- Data excerpts:
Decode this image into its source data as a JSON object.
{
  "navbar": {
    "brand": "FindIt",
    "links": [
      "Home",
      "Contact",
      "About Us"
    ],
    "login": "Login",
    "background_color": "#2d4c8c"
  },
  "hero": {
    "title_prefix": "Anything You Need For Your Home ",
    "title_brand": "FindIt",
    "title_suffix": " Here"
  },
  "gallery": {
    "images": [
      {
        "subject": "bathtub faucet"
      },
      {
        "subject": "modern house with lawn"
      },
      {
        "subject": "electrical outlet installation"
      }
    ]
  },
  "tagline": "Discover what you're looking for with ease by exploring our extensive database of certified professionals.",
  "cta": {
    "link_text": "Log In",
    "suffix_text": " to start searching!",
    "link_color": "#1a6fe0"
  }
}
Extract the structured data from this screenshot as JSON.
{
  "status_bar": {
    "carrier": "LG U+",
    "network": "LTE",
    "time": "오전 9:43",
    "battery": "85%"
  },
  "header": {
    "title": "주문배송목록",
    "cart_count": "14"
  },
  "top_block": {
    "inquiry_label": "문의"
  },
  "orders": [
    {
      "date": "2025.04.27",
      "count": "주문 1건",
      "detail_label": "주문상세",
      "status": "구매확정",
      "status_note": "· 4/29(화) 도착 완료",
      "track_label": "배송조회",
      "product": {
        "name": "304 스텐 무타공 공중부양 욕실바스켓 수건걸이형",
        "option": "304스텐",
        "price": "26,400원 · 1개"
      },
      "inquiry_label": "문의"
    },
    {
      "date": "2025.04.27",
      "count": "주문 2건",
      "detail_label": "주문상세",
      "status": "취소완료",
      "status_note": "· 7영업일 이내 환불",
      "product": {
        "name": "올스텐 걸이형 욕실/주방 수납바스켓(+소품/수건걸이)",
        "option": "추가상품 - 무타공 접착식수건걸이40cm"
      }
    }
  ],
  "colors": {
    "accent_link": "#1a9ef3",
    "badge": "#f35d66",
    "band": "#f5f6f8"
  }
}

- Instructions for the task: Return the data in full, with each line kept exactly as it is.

- Task output:
Decode this image into its source data as a JSON object.
{
  "navbar": {
    "brand": "FindIt",
    "links": [
      "Home",
      "Contact",
      "About Us"
    ],
    "login": "Login",
    "background_color": "#2d4c8c"
  },
  "hero": {
    "title_prefix": "Anything You Need For Your Home ",
    "title_brand": "FindIt",
    "title_suffix": " Here"
  },
  "gallery": {
    "images": [
      {
        "subject": "bathtub faucet"
      },
      {
        "subject": "modern house with lawn"
      },
      {
        "subject": "electrical outlet installation"
      }
    ]
  },
  "tagline": "Discover what you're looking for with ease by exploring our extensive database of certified professionals.",
  "cta": {
    "link_text": "Log In",
    "suffix_text": " to start searching!",
    "link_color": "#1a6fe0"
  }
}
Extract the structured data from this screenshot as JSON.
{
  "status_bar": {
    "carrier": "LG U+",
    "network": "LTE",
    "time": "오전 9:43",
    "battery": "85%"
  },
  "header": {
    "title": "주문배송목록",
    "cart_count": "14"
  },
  "top_block": {
    "inquiry_label": "문의"
  },
  "orders": [
    {
      "date": "2025.04.27",
      "count": "주문 1건",
      "detail_label": "주문상세",
      "status": "구매확정",
      "status_note": "· 4/29(화) 도착 완료",
      "track_label": "배송조회",
      "product": {
        "name": "304 스텐 무타공 공중부양 욕실바스켓 수건걸이형",
        "option": "304스텐",
        "price": "26,400원 · 1개"
      },
      "inquiry_label": "문의"
    },
    {
      "date": "2025.04.27",
      "count": "주문 2건",
      "detail_label": "주문상세",
      "status": "취소완료",
      "status_note": "· 7영업일 이내 환불",
      "product": {
        "name": "올스텐 걸이형 욕실/주방 수납바스켓(+소품/수건걸이)",
        "option": "추가상품 - 무타공 접착식수건걸이40cm"
      }
    }
  ],
  "colors": {
    "accent_link": "#1a9ef3",
    "badge": "#f35d66",
    "band": "#f5f6f8"
  }
}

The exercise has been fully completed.